[Opening Input section]
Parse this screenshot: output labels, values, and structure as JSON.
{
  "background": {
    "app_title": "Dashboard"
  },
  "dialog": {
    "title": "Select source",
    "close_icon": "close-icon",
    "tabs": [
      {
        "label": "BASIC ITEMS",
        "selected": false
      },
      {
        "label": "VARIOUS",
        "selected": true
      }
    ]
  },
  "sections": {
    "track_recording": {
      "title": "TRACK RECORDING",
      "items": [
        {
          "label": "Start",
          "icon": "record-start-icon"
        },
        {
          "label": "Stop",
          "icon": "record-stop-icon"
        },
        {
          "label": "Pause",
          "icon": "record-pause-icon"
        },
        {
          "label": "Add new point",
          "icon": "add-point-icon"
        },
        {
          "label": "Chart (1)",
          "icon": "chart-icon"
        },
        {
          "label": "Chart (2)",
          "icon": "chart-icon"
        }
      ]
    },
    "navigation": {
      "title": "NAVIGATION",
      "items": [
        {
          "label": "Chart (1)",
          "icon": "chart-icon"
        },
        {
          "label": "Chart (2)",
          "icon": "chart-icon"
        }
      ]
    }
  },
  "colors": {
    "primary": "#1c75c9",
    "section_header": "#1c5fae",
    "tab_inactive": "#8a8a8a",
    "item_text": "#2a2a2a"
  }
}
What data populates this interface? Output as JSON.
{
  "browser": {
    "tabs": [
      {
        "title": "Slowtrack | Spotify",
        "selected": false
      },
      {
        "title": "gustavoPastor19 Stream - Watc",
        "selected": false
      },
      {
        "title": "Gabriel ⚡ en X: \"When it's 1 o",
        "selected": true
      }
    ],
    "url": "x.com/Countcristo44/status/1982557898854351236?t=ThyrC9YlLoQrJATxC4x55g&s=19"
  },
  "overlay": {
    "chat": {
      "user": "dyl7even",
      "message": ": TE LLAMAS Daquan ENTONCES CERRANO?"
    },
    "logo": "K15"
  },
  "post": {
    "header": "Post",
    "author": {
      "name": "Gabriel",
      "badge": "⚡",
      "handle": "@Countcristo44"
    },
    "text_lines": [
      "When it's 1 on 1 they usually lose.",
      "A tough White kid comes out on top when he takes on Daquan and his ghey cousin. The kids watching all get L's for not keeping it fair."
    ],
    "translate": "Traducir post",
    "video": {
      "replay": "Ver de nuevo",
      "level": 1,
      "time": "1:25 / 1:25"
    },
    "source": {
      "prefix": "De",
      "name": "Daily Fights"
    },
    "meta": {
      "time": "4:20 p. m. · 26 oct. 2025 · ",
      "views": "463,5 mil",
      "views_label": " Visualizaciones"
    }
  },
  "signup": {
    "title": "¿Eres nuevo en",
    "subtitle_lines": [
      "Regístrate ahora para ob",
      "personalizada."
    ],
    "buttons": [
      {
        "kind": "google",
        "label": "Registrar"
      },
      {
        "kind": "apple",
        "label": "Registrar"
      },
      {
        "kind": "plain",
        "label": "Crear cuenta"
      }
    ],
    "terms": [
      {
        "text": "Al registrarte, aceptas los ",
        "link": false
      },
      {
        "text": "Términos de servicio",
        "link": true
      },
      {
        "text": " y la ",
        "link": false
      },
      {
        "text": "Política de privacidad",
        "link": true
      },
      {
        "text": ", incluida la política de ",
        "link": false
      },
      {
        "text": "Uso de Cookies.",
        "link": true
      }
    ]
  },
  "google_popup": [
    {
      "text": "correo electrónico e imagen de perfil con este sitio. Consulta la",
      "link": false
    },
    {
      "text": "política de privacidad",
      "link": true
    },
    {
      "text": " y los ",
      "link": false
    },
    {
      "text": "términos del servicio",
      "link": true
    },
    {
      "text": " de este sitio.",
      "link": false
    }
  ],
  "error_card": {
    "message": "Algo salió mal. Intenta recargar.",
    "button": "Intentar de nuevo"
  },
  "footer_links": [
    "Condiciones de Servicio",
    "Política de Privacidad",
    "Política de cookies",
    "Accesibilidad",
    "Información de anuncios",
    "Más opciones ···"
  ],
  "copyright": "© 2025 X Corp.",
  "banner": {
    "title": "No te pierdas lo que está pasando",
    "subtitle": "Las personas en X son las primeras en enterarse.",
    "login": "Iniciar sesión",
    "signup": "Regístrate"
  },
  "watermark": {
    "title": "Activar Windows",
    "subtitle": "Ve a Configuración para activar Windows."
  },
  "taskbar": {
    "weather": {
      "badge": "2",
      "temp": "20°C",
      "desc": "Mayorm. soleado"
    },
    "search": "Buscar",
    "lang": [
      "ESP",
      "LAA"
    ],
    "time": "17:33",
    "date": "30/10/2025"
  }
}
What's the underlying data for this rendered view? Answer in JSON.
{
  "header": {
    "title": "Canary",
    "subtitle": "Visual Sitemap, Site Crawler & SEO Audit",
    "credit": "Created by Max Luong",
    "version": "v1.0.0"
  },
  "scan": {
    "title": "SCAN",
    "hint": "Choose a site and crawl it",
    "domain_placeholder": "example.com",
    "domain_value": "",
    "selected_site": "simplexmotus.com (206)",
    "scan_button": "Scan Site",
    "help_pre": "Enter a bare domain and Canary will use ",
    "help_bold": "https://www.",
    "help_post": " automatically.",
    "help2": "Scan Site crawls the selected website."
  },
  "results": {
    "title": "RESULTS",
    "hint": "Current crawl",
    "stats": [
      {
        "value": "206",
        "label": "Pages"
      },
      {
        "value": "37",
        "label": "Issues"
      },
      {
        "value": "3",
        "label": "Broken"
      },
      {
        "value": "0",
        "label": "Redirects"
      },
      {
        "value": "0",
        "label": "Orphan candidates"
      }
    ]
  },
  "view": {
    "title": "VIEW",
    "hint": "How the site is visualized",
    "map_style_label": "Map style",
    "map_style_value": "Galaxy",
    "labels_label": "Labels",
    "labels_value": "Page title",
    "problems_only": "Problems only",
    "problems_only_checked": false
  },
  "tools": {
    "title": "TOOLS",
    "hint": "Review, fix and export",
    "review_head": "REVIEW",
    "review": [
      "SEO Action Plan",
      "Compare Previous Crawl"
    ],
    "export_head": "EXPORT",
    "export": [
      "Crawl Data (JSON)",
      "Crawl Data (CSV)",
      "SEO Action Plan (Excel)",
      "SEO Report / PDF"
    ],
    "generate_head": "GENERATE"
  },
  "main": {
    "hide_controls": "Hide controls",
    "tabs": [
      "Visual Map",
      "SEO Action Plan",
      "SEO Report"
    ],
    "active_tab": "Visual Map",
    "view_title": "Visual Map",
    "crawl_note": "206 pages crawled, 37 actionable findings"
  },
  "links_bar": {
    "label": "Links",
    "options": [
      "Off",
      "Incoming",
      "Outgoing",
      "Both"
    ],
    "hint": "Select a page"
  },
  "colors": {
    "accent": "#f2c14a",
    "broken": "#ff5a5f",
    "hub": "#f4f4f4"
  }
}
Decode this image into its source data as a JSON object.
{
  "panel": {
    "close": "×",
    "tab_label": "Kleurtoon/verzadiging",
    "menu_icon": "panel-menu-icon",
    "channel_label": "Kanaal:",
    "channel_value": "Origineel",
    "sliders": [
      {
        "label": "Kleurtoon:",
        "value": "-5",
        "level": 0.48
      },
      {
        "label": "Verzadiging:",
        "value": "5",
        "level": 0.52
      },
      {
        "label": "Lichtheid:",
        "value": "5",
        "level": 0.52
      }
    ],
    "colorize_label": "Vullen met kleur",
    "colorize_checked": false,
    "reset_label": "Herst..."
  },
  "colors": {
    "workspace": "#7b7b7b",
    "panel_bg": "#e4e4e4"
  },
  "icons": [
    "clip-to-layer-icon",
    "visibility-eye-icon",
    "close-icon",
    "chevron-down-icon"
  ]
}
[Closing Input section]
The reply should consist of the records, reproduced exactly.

Parse this screenshot: output labels, values, and structure as JSON.
{
  "background": {
    "app_title": "Dashboard"
  },
  "dialog": {
    "title": "Select source",
    "close_icon": "close-icon",
    "tabs": [
      {
        "label": "BASIC ITEMS",
        "selected": false
      },
      {
        "label": "VARIOUS",
        "selected": true
      }
    ]
  },
  "sections": {
    "track_recording": {
      "title": "TRACK RECORDING",
      "items": [
        {
          "label": "Start",
          "icon": "record-start-icon"
        },
        {
          "label": "Stop",
          "icon": "record-stop-icon"
        },
        {
          "label": "Pause",
          "icon": "record-pause-icon"
        },
        {
          "label": "Add new point",
          "icon": "add-point-icon"
        },
        {
          "label": "Chart (1)",
          "icon": "chart-icon"
        },
        {
          "label": "Chart (2)",
          "icon": "chart-icon"
        }
      ]
    },
    "navigation": {
      "title": "NAVIGATION",
      "items": [
        {
          "label": "Chart (1)",
          "icon": "chart-icon"
        },
        {
          "label": "Chart (2)",
          "icon": "chart-icon"
        }
      ]
    }
  },
  "colors": {
    "primary": "#1c75c9",
    "section_header": "#1c5fae",
    "tab_inactive": "#8a8a8a",
    "item_text": "#2a2a2a"
  }
}
What data populates this interface? Output as JSON.
{
  "browser": {
    "tabs": [
      {
        "title": "Slowtrack | Spotify",
        "selected": false
      },
      {
        "title": "gustavoPastor19 Stream - Watc",
        "selected": false
      },
      {
        "title": "Gabriel ⚡ en X: \"When it's 1 o",
        "selected": true
      }
    ],
    "url": "x.com/Countcristo44/status/1982557898854351236?t=ThyrC9YlLoQrJATxC4x55g&s=19"
  },
  "overlay": {
    "chat": {
      "user": "dyl7even",
      "message": ": TE LLAMAS Daquan ENTONCES CERRANO?"
    },
    "logo": "K15"
  },
  "post": {
    "header": "Post",
    "author": {
      "name": "Gabriel",
      "badge": "⚡",
      "handle": "@Countcristo44"
    },
    "text_lines": [
      "When it's 1 on 1 they usually lose.",
      "A tough White kid comes out on top when he takes on Daquan and his ghey cousin. The kids watching all get L's for not keeping it fair."
    ],
    "translate": "Traducir post",
    "video": {
      "replay": "Ver de nuevo",
      "level": 1,
      "time": "1:25 / 1:25"
    },
    "source": {
      "prefix": "De",
      "name": "Daily Fights"
    },
    "meta": {
      "time": "4:20 p. m. · 26 oct. 2025 · ",
      "views": "463,5 mil",
      "views_label": " Visualizaciones"
    }
  },
  "signup": {
    "title": "¿Eres nuevo en",
    "subtitle_lines": [
      "Regístrate ahora para ob",
      "personalizada."
    ],
    "buttons": [
      {
        "kind": "google",
        "label": "Registrar"
      },
      {
        "kind": "apple",
        "label": "Registrar"
      },
      {
        "kind": "plain",
        "label": "Crear cuenta"
      }
    ],
    "terms": [
      {
        "text": "Al registrarte, aceptas los ",
        "link": false
      },
      {
        "text": "Términos de servicio",
        "link": true
      },
      {
        "text": " y la ",
        "link": false
      },
      {
        "text": "Política de privacidad",
        "link": true
      },
      {
        "text": ", incluida la política de ",
        "link": false
      },
      {
        "text": "Uso de Cookies.",
        "link": true
      }
    ]
  },
  "google_popup": [
    {
      "text": "correo electrónico e imagen de perfil con este sitio. Consulta la",
      "link": false
    },
    {
      "text": "política de privacidad",
      "link": true
    },
    {
      "text": " y los ",
      "link": false
    },
    {
      "text": "términos del servicio",
      "link": true
    },
    {
      "text": " de este sitio.",
      "link": false
    }
  ],
  "error_card": {
    "message": "Algo salió mal. Intenta recargar.",
    "button": "Intentar de nuevo"
  },
  "footer_links": [
    "Condiciones de Servicio",
    "Política de Privacidad",
    "Política de cookies",
    "Accesibilidad",
    "Información de anuncios",
    "Más opciones ···"
  ],
  "copyright": "© 2025 X Corp.",
  "banner": {
    "title": "No te pierdas lo que está pasando",
    "subtitle": "Las personas en X son las primeras en enterarse.",
    "login": "Iniciar sesión",
    "signup": "Regístrate"
  },
  "watermark": {
    "title": "Activar Windows",
    "subtitle": "Ve a Configuración para activar Windows."
  },
  "taskbar": {
    "weather": {
      "badge": "2",
      "temp": "20°C",
      "desc": "Mayorm. soleado"
    },
    "search": "Buscar",
    "lang": [
      "ESP",
      "LAA"
    ],
    "time": "17:33",
    "date": "30/10/2025"
  }
}
What's the underlying data for this rendered view? Answer in JSON.
{
  "header": {
    "title": "Canary",
    "subtitle": "Visual Sitemap, Site Crawler & SEO Audit",
    "credit": "Created by Max Luong",
    "version": "v1.0.0"
  },
  "scan": {
    "title": "SCAN",
    "hint": "Choose a site and crawl it",
    "domain_placeholder": "example.com",
    "domain_value": "",
    "selected_site": "simplexmotus.com (206)",
    "scan_button": "Scan Site",
    "help_pre": "Enter a bare domain and Canary will use ",
    "help_bold": "https://www.",
    "help_post": " automatically.",
    "help2": "Scan Site crawls the selected website."
  },
  "results": {
    "title": "RESULTS",
    "hint": "Current crawl",
    "stats": [
      {
        "value": "206",
        "label": "Pages"
      },
      {
        "value": "37",
        "label": "Issues"
      },
      {
        "value": "3",
        "label": "Broken"
      },
      {
        "value": "0",
        "label": "Redirects"
      },
      {
        "value": "0",
        "label": "Orphan candidates"
      }
    ]
  },
  "view": {
    "title": "VIEW",
    "hint": "How the site is visualized",
    "map_style_label": "Map style",
    "map_style_value": "Galaxy",
    "labels_label": "Labels",
    "labels_value": "Page title",
    "problems_only": "Problems only",
    "problems_only_checked": false
  },
  "tools": {
    "title": "TOOLS",
    "hint": "Review, fix and export",
    "review_head": "REVIEW",
    "review": [
      "SEO Action Plan",
      "Compare Previous Crawl"
    ],
    "export_head": "EXPORT",
    "export": [
      "Crawl Data (JSON)",
      "Crawl Data (CSV)",
      "SEO Action Plan (Excel)",
      "SEO Report / PDF"
    ],
    "generate_head": "GENERATE"
  },
  "main": {
    "hide_controls": "Hide controls",
    "tabs": [
      "Visual Map",
      "SEO Action Plan",
      "SEO Report"
    ],
    "active_tab": "Visual Map",
    "view_title": "Visual Map",
    "crawl_note": "206 pages crawled, 37 actionable findings"
  },
  "links_bar": {
    "label": "Links",
    "options": [
      "Off",
      "Incoming",
      "Outgoing",
      "Both"
    ],
    "hint": "Select a page"
  },
  "colors": {
    "accent": "#f2c14a",
    "broken": "#ff5a5f",
    "hub": "#f4f4f4"
  }
}
Decode this image into its source data as a JSON object.
{
  "panel": {
    "close": "×",
    "tab_label": "Kleurtoon/verzadiging",
    "menu_icon": "panel-menu-icon",
    "channel_label": "Kanaal:",
    "channel_value": "Origineel",
    "sliders": [
      {
        "label": "Kleurtoon:",
        "value": "-5",
        "level": 0.48
      },
      {
        "label": "Verzadiging:",
        "value": "5",
        "level": 0.52
      },
      {
        "label": "Lichtheid:",
        "value": "5",
        "level": 0.52
      }
    ],
    "colorize_label": "Vullen met kleur",
    "colorize_checked": false,
    "reset_label": "Herst..."
  },
  "colors": {
    "workspace": "#7b7b7b",
    "panel_bg": "#e4e4e4"
  },
  "icons": [
    "clip-to-layer-icon",
    "visibility-eye-icon",
    "close-icon",
    "chevron-down-icon"
  ]
}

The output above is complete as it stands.